The expert stressed that if Washington were clever, it would “rethink” its China policy, and recognize that the get-tough approach to Beijing hasn’t been working, and won’t work, and has instead “been a disaster for the US economy.” Unfortunately, he added, “it doesn’t seem like the US has learned any lessons…so it seems as if they will just continue on with their anti-China legislation.”
“So basically it's a case of if you're tough to China, China will fight back just as tough. If you're nice to China, then China will be nice. Right now, Europe decided they want to support the US and want to push back against China. So, of course, China is not only going after the US, but they're also hitting Europe,” the observer said.

Options Limited

The escalating China-US tensions over rare earths has prompted US officials to begin a global search for alternatives, including Mongolia, a landlocked northeast Asian nation estimated to contain nearly 17 percent of global rare earths deposits.
“Mongolia is facing a generational opportunity. And that generational opportunity is a need for us to find critical minerals and rare earths in order to achieve our clean energy goals,” Under Secretary of State Jose Fernandez, who traveled to Mongolia in late June, recently told US media.
Photograph of a chip constructed by D-Wave Systems Inc. designed to operate as a 128-qubit superconducting adiabatic quantum optimization processor, mounted in a sample holder - Sputnik International, 1920, 21.07.2023
Taiwanese Semiconductor Giant Delays Arizona Plant Production Amid US-China Chip Race
But it’s not as simple as investing in Mongolian rare earths production and extracting resources, Pauken said, pointing to the country’s landlocked status, and US efforts to irritate both of Mongolia’s neighbors, Russia and China.

“Obviously, you can’t go through Russia,” he said, citing anti-Russian sanctions. “So then they would have to go through China. And obviously, if Europe and the US decide to continue putting pressure on China, then they’re going to make it more difficult for the Mongolian miners to transport their products to the shipping ports,” the observer summed up.

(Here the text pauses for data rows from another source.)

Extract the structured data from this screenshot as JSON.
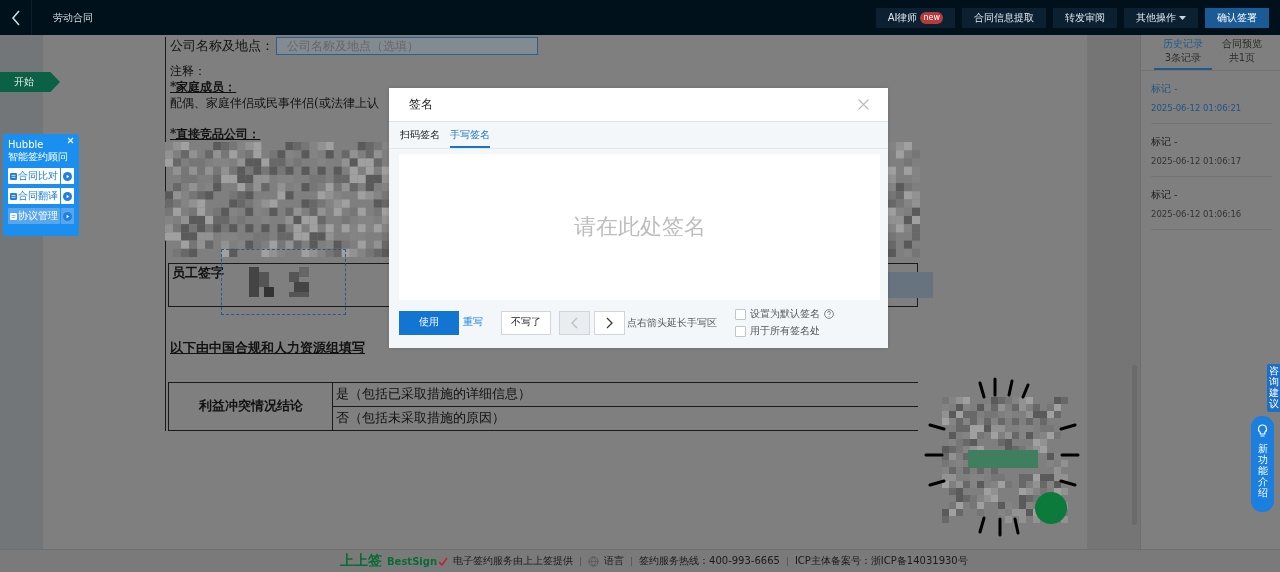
{
  "header": {
    "title": "劳动合同",
    "actions": [
      {
        "label": "AI律师",
        "kind": "badge",
        "badge": "new"
      },
      {
        "label": "合同信息提取",
        "kind": "plain"
      },
      {
        "label": "转发审阅",
        "kind": "plain"
      },
      {
        "label": "其他操作",
        "kind": "dropdown"
      },
      {
        "label": "确认签署",
        "kind": "primary"
      }
    ]
  },
  "start_tag": "开始",
  "hubble": {
    "title": "Hubble",
    "subtitle": "智能签约顾问",
    "items": [
      {
        "label": "合同比对",
        "selected": false
      },
      {
        "label": "合同翻译",
        "selected": false
      },
      {
        "label": "协议管理",
        "selected": true
      }
    ]
  },
  "document": {
    "company_label": "公司名称及地点：",
    "company_field": {
      "placeholder": "公司名称及地点（选填）"
    },
    "notes": [
      {
        "text": "注释：",
        "kind": "plain"
      },
      {
        "text": "*家庭成员：",
        "kind": "heading"
      },
      {
        "text": "配偶、家庭伴侣或民事伴侣(或法律上认",
        "kind": "plain"
      },
      {
        "text": "*直接竞品公司：",
        "kind": "heading"
      }
    ],
    "signature_row": {
      "label": "员工签字"
    },
    "section_title": "以下由中国合规和人力资源组填写",
    "conflict_table": {
      "label": "利益冲突情况结论",
      "options": [
        "是（包括已采取措施的详细信息）",
        "否（包括未采取措施的原因）"
      ]
    }
  },
  "sidebar": {
    "tabs": [
      {
        "label": "历史记录",
        "sub": "3条记录",
        "selected": true
      },
      {
        "label": "合同预览",
        "sub": "共1页",
        "selected": false
      }
    ],
    "records": [
      {
        "title": "标记 -",
        "time": "2025-06-12 01:06:21",
        "selected": true
      },
      {
        "title": "标记 -",
        "time": "2025-06-12 01:06:17",
        "selected": false
      },
      {
        "title": "标记 -",
        "time": "2025-06-12 01:06:16",
        "selected": false
      }
    ]
  },
  "floating": {
    "feedback": "咨询建议",
    "new_features": "新功能介绍"
  },
  "footer": {
    "brand": "上上签",
    "brand_en": "BestSign",
    "provider": "电子签约服务由上上签提供",
    "language": "语言",
    "hotline": "签约服务热线：400-993-6665",
    "icp": "ICP主体备案号：浙ICP备14031930号"
  },
  "dialog": {
    "title": "签名",
    "tabs": [
      {
        "label": "扫码签名",
        "selected": false
      },
      {
        "label": "手写签名",
        "selected": true
      }
    ],
    "canvas_placeholder": "请在此处签名",
    "buttons": [
      {
        "label": "使用",
        "kind": "primary"
      },
      {
        "label": "重写",
        "kind": "link"
      },
      {
        "label": "不写了",
        "kind": "plain"
      }
    ],
    "prev_disabled": true,
    "next_disabled": false,
    "hint": "点右箭头延长手写区",
    "options": [
      {
        "label": "设置为默认签名",
        "checked": false,
        "help": true
      },
      {
        "label": "用于所有签名处",
        "checked": false,
        "help": false
      }
    ]
  }
}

To participate in the discussion
log in or register
Заголовок открываемого материала